MATERIAL SHOWN section start

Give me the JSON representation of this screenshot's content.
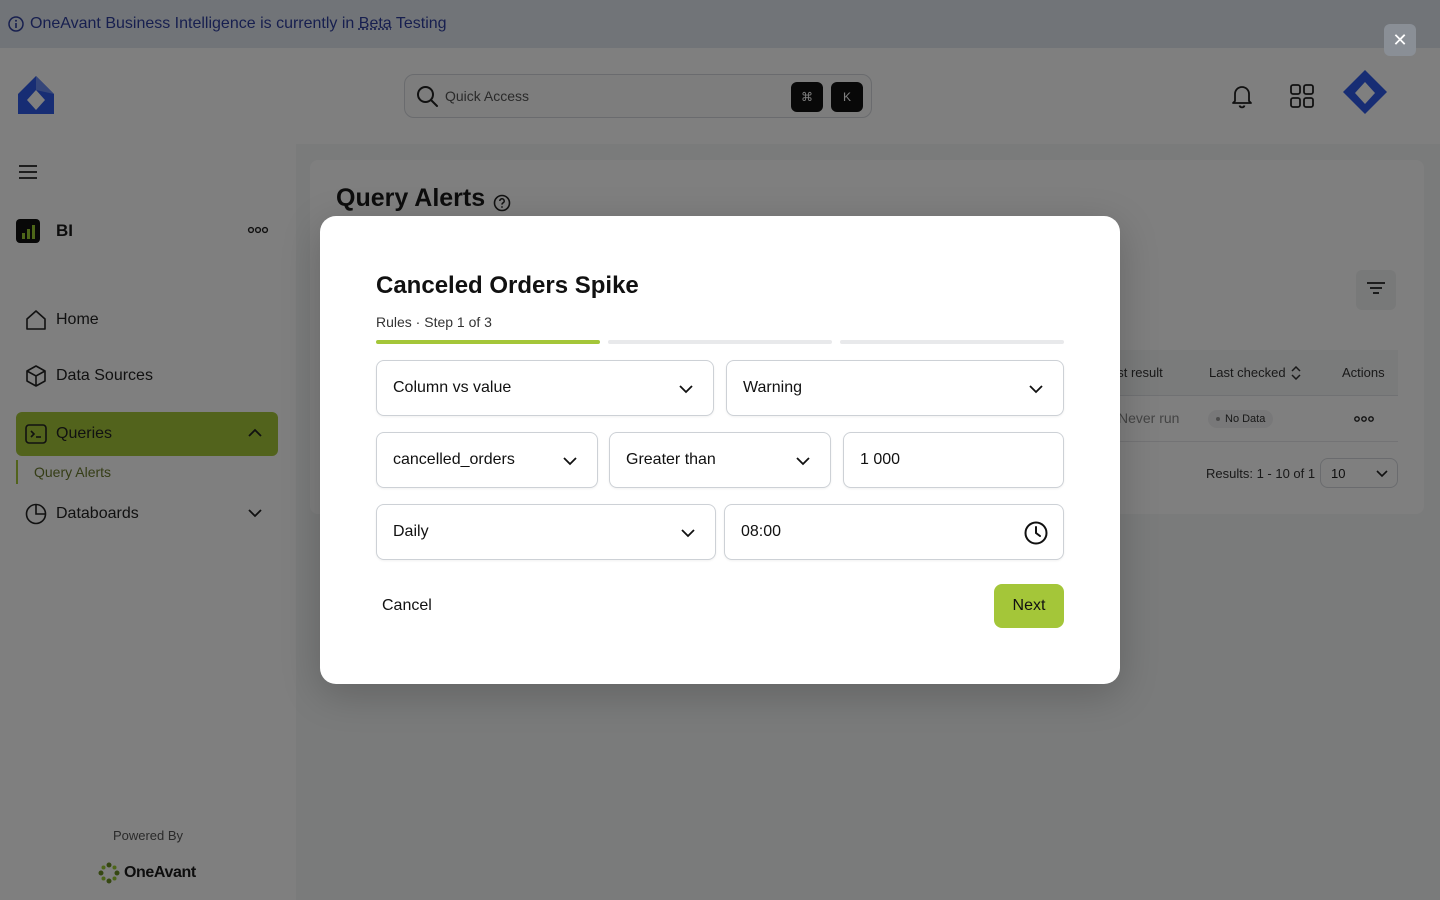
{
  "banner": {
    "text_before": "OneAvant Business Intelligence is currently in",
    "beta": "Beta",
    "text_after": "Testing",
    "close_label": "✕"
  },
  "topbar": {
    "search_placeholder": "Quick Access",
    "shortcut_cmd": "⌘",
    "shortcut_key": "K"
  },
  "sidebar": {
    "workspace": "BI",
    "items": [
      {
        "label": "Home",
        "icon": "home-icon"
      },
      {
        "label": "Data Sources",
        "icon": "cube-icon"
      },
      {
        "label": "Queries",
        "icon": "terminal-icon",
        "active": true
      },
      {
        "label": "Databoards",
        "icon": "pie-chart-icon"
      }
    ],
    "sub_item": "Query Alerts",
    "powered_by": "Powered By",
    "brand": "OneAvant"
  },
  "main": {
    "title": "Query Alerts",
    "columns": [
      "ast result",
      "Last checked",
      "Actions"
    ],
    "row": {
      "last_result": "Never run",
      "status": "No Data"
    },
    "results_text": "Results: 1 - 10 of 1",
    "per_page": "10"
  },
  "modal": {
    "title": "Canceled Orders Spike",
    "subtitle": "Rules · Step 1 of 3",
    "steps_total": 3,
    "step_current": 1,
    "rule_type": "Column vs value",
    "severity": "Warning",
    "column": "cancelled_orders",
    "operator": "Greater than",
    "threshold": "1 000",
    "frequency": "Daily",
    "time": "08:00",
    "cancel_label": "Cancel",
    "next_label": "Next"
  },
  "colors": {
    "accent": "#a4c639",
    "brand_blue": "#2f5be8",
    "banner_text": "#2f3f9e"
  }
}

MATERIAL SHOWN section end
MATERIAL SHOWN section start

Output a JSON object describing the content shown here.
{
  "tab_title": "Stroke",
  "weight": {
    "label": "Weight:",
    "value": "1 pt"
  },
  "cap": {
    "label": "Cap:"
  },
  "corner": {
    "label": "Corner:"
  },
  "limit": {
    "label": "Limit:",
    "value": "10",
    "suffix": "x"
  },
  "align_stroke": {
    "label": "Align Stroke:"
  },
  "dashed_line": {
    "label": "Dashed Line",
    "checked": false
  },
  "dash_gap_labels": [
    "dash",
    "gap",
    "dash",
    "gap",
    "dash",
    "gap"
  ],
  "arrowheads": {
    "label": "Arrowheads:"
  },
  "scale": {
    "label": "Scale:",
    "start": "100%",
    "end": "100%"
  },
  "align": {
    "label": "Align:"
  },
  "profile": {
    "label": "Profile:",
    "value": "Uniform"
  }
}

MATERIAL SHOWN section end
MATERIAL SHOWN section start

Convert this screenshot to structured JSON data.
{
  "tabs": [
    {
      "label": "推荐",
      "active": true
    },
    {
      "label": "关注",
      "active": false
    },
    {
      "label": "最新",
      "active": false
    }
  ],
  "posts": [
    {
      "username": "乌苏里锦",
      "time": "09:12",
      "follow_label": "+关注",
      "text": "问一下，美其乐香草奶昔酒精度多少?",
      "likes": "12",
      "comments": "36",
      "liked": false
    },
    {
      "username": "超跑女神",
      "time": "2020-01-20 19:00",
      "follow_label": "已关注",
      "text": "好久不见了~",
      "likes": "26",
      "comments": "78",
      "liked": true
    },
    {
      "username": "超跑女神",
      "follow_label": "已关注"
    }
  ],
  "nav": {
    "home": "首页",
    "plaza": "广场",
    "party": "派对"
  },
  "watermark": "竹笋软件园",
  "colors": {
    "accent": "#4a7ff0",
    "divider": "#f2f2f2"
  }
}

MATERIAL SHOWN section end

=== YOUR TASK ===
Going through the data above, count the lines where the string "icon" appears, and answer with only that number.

=== ANSWER AREA ===
4